I'm trying to install a 50amp breaker for a NEMA 14-50R outlet. After taking off the cover and investigating how the existing wires are installed, I'm unsure of the best way to install the new breaker.

I already have an existing hole in the drywall towards the bottom right, so I believe I wire to come in from that end. In addition, it seems like the top is quite congested already and I feel like if I were to try to cut a hole up there, I'd nick a wire.

My question is if I come in from the bottom right, can I use the right neutral bar for the white and ground wire and then take the black and red to cross over (staying towards the bottom and left side of the breaker box) to cross over to the left side, where I would install the 50amp breaker?

Or, since I'm coming in from the bottom right, I should keep everything on the right side and go straight up to install the 50amp breaker? If I do this, how should I route the red/black wires?

breaker box

Unrelated question... for the main power coming into the house, it seems like the black wire isn't 100% all the way into the clamp. If I flip the main power switch off, can I loosen the holder, push up the wire, re-tighten the holder? I assume the lines are still hot regardless if I flip that main breaker switch or not.

  • 1
    That thing you see, where all the wires have been nipped off to barely reach where they're hooked up right now... that's actually a bad practice, done to impress "pointy haired bosses". Far better is to make hot AND NEUTRAL long enough to reach every breaker in the panel, so you have freedom to rearrange the panel as needed as new requirements emerge. Neutral for AFCI or GFCI. What they did right was go to the farthest possible terminal, to preserve as much length as possible. Feel free to either do the same or just zigzag the extra length in the bottom of the panel. Mar 13, 2021 at 3:49

1 Answer 1


Coming in the bottom is fine.

You can use either neutral bar, you can see a black insulated bar going behind the main breaker that bonds the two. There is no actual restriction saying which side to use, or actually to use the same side as you mount the breaker. The right side of the panel is so congested that to me there seems no good reason to use the bar on the right.
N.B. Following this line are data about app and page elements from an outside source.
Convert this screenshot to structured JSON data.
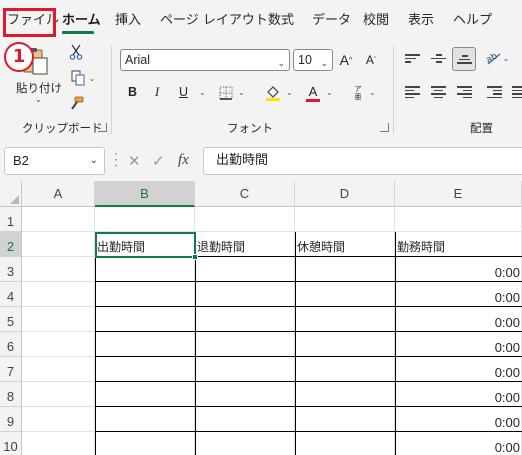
{
  "menu": {
    "tabs": [
      {
        "label": "ファイル"
      },
      {
        "label": "ホーム"
      },
      {
        "label": "挿入"
      },
      {
        "label": "ページ レイアウト"
      },
      {
        "label": "数式"
      },
      {
        "label": "データ"
      },
      {
        "label": "校閲"
      },
      {
        "label": "表示"
      },
      {
        "label": "ヘルプ"
      }
    ]
  },
  "annotation": {
    "step": "1"
  },
  "ribbon": {
    "clipboard": {
      "paste_label": "貼り付け",
      "group_label": "クリップボード"
    },
    "font": {
      "font_name": "Arial",
      "font_size": "10",
      "group_label": "フォント",
      "font_color": "#e0182d",
      "fill_color": "#ffe600"
    },
    "alignment": {
      "group_label": "配置"
    }
  },
  "formula_bar": {
    "name_box": "B2",
    "fx": "fx",
    "formula": "出勤時間"
  },
  "grid": {
    "columns": [
      "A",
      "B",
      "C",
      "D",
      "E"
    ],
    "rows": [
      "1",
      "2",
      "3",
      "4",
      "5",
      "6",
      "7",
      "8",
      "9",
      "10"
    ],
    "headers": {
      "B2": "出勤時間",
      "C2": "退勤時間",
      "D2": "休憩時間",
      "E2": "勤務時間"
    },
    "e_values": [
      "0:00",
      "0:00",
      "0:00",
      "0:00",
      "0:00",
      "0:00",
      "0:00",
      "0:00"
    ]
  },
  "colors": {
    "accent": "#107c41",
    "highlight": "#e0182d"
  }
}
Generally you can mount the size and type of breaker specified on the panel cover any place not prohibited by the instructions on the panel cover. In this panel there are likely no restrictions for the available spaces.

Do as @Harper instructed and make use of the bottom space to loop extra wire long enough to reach anywhere in the panel.

The length of the stripped conductor is not conclusive evidence that the wire is or isn't fully inserted into the lug, but without looking directly at I can't say you shouldn't be concerned. Unless you have what is sometimes called a Fireman's Disconnect Don't attempt to service this yourself. Call a local electrician. He will know the procedure to work with the utility to temporarily disconnect power.

Also note the 2020 NEC requires 240v receptacles to be GFCI protected in locations that only 120v receptacles previously required protection.

210.8(A) Dwelling Units. All 125-volt through 250-volt receptacles installed in the locations specified in 210.8(A)(1) through (A)⁠(11) and supplied by single-phase branch circuits rated 150 volts or less to ground shall have ground-fault circuit-interrupter protection for personnel.

Your Answer

By clicking “Post Your Answer”, you agree to our terms of service and acknowledge you have read our privacy policy.

Not the answer you're looking for? Browse other questions tagged or ask your own question.